The late eighteenth-century was an age teetering on the verge of modernity. It has been handed down to us as a burlesque. “The London Monster” does not argue that this is an unfair appraisal. The cast of characters alone proves the stereotype. The film does, however, provide a unique perspective on Georgian London by viewing it through the eyes of the film’s uniquely preposterous anti-hero. Whether guilty or innocent, there can be little doubt that Rhynwick Williams was a character deserving of some sympathy. From the gloomy predictability of life as a penniless pauper, he was dispatched by Fate into a world that he could not comprehend. He was in over his head to a tragic degree, perhaps through no fault of his own. And that is a theme that never grows old.
February 5, 2011

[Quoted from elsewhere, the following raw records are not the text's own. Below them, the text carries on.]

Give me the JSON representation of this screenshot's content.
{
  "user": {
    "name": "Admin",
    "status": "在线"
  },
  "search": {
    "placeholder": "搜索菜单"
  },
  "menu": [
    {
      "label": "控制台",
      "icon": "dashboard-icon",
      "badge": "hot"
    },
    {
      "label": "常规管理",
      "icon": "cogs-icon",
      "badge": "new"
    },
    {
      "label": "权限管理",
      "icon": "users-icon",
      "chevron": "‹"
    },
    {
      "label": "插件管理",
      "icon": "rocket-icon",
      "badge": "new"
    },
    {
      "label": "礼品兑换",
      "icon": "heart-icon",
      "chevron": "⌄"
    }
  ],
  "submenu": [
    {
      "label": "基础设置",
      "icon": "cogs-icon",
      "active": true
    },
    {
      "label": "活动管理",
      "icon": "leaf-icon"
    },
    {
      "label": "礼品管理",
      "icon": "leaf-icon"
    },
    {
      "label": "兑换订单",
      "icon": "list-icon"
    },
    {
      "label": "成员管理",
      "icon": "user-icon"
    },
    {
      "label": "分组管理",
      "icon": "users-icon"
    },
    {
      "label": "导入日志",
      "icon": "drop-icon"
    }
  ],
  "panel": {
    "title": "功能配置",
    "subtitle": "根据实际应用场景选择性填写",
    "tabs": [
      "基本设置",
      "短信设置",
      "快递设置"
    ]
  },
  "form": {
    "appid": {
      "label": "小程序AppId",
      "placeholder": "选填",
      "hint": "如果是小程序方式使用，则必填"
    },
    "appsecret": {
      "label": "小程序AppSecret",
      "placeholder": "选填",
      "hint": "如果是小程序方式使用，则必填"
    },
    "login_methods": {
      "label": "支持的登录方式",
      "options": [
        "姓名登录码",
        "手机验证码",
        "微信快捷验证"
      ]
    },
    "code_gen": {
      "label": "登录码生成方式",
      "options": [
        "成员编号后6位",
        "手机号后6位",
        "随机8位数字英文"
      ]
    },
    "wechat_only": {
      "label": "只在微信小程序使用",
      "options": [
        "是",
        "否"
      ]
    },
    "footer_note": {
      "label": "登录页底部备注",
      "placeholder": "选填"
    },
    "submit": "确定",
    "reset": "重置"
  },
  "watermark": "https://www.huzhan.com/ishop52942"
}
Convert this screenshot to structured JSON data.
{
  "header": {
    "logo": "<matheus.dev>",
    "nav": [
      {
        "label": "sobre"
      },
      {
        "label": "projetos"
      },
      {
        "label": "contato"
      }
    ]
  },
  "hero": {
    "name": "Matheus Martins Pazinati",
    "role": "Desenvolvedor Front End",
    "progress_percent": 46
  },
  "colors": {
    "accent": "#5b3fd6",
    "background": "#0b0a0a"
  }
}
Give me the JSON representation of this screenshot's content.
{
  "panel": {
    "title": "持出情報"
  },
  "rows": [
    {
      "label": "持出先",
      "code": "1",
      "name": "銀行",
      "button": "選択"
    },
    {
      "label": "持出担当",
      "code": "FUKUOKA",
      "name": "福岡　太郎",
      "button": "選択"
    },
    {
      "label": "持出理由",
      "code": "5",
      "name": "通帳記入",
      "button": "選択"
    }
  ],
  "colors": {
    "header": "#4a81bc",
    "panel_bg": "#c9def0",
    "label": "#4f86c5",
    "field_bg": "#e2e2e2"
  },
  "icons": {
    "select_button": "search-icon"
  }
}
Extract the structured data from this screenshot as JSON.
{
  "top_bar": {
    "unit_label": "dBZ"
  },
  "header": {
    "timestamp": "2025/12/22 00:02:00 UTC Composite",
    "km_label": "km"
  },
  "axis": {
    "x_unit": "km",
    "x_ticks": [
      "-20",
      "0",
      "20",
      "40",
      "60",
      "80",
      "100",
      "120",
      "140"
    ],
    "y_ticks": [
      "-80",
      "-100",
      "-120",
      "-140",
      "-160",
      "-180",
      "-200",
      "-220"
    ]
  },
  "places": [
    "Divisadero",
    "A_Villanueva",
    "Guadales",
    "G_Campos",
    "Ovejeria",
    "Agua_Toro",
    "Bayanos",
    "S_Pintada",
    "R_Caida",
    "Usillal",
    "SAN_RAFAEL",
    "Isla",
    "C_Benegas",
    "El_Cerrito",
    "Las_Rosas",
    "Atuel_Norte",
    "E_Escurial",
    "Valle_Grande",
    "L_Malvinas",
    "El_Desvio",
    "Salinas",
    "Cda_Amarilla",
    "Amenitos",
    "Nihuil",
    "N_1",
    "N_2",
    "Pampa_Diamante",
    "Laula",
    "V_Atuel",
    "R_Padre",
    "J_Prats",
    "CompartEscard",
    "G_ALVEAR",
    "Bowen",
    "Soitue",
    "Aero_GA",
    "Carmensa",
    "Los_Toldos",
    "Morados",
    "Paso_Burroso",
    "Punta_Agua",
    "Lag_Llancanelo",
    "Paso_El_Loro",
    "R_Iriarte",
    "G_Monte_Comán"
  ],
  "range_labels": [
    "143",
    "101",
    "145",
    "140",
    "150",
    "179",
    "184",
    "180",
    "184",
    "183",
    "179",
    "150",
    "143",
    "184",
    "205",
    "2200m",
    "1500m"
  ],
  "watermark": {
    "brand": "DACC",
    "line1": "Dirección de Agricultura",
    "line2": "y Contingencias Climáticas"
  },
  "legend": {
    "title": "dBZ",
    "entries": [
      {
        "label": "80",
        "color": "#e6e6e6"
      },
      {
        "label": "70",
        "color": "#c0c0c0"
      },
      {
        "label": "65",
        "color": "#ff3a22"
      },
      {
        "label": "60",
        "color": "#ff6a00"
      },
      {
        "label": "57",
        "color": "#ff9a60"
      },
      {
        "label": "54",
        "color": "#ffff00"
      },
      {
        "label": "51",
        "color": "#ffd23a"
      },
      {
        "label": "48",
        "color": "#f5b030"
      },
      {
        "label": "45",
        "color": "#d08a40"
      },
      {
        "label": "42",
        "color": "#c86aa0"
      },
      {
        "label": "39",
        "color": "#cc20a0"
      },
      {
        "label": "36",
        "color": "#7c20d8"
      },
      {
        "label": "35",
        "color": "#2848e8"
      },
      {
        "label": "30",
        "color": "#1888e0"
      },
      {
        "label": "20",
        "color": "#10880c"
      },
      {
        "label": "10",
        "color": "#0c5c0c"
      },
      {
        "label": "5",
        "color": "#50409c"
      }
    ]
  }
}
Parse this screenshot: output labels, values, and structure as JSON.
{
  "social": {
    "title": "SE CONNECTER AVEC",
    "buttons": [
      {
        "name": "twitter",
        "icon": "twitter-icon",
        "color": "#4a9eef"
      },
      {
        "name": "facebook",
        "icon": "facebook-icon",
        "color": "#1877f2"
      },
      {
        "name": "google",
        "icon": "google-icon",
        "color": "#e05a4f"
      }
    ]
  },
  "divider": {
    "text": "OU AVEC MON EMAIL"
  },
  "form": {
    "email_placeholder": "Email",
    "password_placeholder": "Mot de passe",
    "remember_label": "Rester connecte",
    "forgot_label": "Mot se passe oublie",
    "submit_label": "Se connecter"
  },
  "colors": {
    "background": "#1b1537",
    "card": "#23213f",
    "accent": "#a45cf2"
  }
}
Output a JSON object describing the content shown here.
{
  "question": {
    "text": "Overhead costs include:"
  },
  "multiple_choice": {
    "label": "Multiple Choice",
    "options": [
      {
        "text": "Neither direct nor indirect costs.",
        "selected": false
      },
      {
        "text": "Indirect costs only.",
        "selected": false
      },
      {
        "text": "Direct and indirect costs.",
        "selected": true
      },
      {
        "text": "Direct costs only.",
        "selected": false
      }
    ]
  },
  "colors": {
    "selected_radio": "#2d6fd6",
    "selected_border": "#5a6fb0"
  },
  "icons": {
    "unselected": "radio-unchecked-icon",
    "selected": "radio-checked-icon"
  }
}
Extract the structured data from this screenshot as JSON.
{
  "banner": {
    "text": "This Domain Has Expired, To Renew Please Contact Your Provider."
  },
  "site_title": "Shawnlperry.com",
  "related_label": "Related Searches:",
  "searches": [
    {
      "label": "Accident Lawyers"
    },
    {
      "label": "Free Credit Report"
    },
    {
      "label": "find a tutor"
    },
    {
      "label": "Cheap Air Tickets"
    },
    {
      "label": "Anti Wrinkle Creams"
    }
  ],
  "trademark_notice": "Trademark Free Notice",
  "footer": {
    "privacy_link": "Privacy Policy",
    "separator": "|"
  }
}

A while ago, I was sitting, spaced out, in a Second Cup coffee shop. Not the best set up for a story, and works even worse as a pick-up line. But hear me out. As I say, I was spaced out, and when you’re spaced out, you’re not exactly 100% on the ball. It’s like part of the sensory system goes numb. You don’t even know what you’re spaced out about. But as I emerged slowly from my reverie, I realized what it was that was keeping me so rapt. It was a phone booth. A clean, fully-functional phone booth. This gave me an idea.“What things that we now take for granted will be obsolete in, say, twenty years?” It might be a worthy project to collect pictures of these things so that we won’t miss them so much when they’re gone. So I took a picture of the phone booth (the name already sounds quaint) to immortalize it. I also took pictures of newspaper boxes and the local Blockbuster. And the Yellow Pages of course.I’m going to continue adding photos of these places and things, and I’d like to ask you to contribute your own pictures of what you think might soon be extinct. It could be fun in a grim sort of way.
Thanks for reading!
January 31, 2011
I have two young children, and I’m always impressed by their fearless approach to creativity. Maybe even a bit envious. As a writer, there have been far too many times when I’ve stared at a notebook or computer screen waiting for the words to come; sometimes thinking that I’d sell my soul if only the damn words would come. But my children, like all children, have not yet felt the sometimes paralyzing press of self-consciousness. They lack a self-censoring mechanism. They’re still in Eden. While I agonize over characterization and converging plot-lines, my eldest daughter has already written two books, each with a beginning, middle, and end. They’re even illustrated.
Of course, children are also notorious for playing obsessively with something, then dropping it and moving on to something else. This approach doesn’t work very well in the adult world, but I’d like it to work on this blog. I don’t want to say that this blog is a “playground for ideas”, but I suppose that’s what I really want it to be. If you have a crazy idea for a novel that you never intend to write, post it. Half-finished and half-baked ideas have a home here.
Thanks for reading, and I hope you’ll come back. If you find yourself scratching your head and wondering what I’m rambling on about, this might just be the place for you.
“I was happy, but happy is an adult word. You don’t have to ask a child about happy, you see it. They are or they are not. Adults talk about being happy largely because they are not. Talking about it is the same as trying to catch the wind.”
Jeanette Winterson, “The Passion”